Suicide and incontestability

One of the features of life insurance is that the benefit may be payable even if the cause of claim was a deliberate act of the policyholder. This arises from the underlying reason for life insurance, which originally was primarily to make provision for dependants, rather than to benefit the policyholder personally.

Nowadays, certain safeguards against taking out life insurance with suicide in mind are catered for, and it is very common for Life Insurance Policies to provide that if the policyholder commits suicide within a certain period from the start of the policy, the death benefits are excluded totally or limited to a refund of the premiums paid. It is important to pay heed to the terms and conditions contained in your Life Insurance Policy.

In some cases, disputes over the validity of an insurance contract may arise with an alleged breach of utmost good faith, due to certain material facts having been omitted or misrepresented during the underwriting process. Policyholders should check whether there is an Incontestability clause under the policy. The Incontestability provision states that, except for fraud and while the policy is in force, the insurer cannot normally dispute the validity of the contract after it has been in force during the lifetime of the policyholder for a certain period of time: e.g. two years. In some cases, the Incontestability provision will not apply to a misstatement of age, sex or smoking habit of the policyholder.

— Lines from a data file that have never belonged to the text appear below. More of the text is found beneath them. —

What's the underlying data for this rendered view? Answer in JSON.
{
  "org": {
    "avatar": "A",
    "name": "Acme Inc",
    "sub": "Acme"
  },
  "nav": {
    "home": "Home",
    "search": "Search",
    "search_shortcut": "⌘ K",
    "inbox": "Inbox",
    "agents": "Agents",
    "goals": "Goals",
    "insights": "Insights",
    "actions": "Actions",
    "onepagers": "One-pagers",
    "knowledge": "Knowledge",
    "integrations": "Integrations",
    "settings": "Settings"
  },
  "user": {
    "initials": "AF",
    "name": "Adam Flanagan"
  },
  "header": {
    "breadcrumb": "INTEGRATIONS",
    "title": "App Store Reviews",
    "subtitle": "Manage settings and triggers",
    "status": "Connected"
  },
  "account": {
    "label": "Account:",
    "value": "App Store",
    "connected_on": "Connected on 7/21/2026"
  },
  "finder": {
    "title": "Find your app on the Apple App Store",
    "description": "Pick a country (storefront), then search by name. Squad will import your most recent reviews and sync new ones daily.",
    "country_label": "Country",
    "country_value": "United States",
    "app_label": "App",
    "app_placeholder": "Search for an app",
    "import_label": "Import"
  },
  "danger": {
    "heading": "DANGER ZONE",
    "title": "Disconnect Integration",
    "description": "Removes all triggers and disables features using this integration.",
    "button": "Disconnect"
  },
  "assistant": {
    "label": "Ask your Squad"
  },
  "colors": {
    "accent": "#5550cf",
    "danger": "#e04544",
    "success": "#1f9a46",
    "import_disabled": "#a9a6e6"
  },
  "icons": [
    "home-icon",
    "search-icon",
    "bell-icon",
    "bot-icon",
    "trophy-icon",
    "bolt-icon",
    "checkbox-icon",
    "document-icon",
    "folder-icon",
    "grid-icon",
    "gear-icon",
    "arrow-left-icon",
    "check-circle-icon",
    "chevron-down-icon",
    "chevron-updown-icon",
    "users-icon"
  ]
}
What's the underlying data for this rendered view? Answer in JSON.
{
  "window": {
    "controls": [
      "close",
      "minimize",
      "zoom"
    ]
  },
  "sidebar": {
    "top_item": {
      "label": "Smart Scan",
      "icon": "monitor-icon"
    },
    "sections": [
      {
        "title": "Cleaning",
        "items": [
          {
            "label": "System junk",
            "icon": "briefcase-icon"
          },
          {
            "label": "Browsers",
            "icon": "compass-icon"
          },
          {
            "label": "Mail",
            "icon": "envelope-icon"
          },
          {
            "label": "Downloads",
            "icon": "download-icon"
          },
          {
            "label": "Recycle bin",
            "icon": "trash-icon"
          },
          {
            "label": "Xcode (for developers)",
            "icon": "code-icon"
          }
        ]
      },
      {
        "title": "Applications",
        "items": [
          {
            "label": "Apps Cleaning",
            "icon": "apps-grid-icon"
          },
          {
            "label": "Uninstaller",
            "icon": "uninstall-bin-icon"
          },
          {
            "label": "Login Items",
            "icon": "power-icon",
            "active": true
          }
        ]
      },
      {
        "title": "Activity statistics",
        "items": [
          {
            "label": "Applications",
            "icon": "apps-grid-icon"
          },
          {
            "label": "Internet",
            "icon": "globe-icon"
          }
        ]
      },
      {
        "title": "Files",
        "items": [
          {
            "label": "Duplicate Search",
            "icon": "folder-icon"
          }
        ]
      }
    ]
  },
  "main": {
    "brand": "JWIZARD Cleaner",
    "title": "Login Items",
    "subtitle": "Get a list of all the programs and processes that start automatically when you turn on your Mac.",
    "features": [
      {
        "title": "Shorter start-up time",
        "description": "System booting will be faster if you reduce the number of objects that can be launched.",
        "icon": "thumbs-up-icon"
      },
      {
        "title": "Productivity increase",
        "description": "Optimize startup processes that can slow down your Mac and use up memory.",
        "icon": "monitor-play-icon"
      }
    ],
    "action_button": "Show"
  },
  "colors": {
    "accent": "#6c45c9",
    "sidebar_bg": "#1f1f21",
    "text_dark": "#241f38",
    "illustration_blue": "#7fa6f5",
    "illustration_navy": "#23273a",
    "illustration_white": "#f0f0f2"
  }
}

The Incontestability provision often serves as an effective shield against an insurer’s attempt to repudiate liability on the basis of breach of the duty of utmost good faith.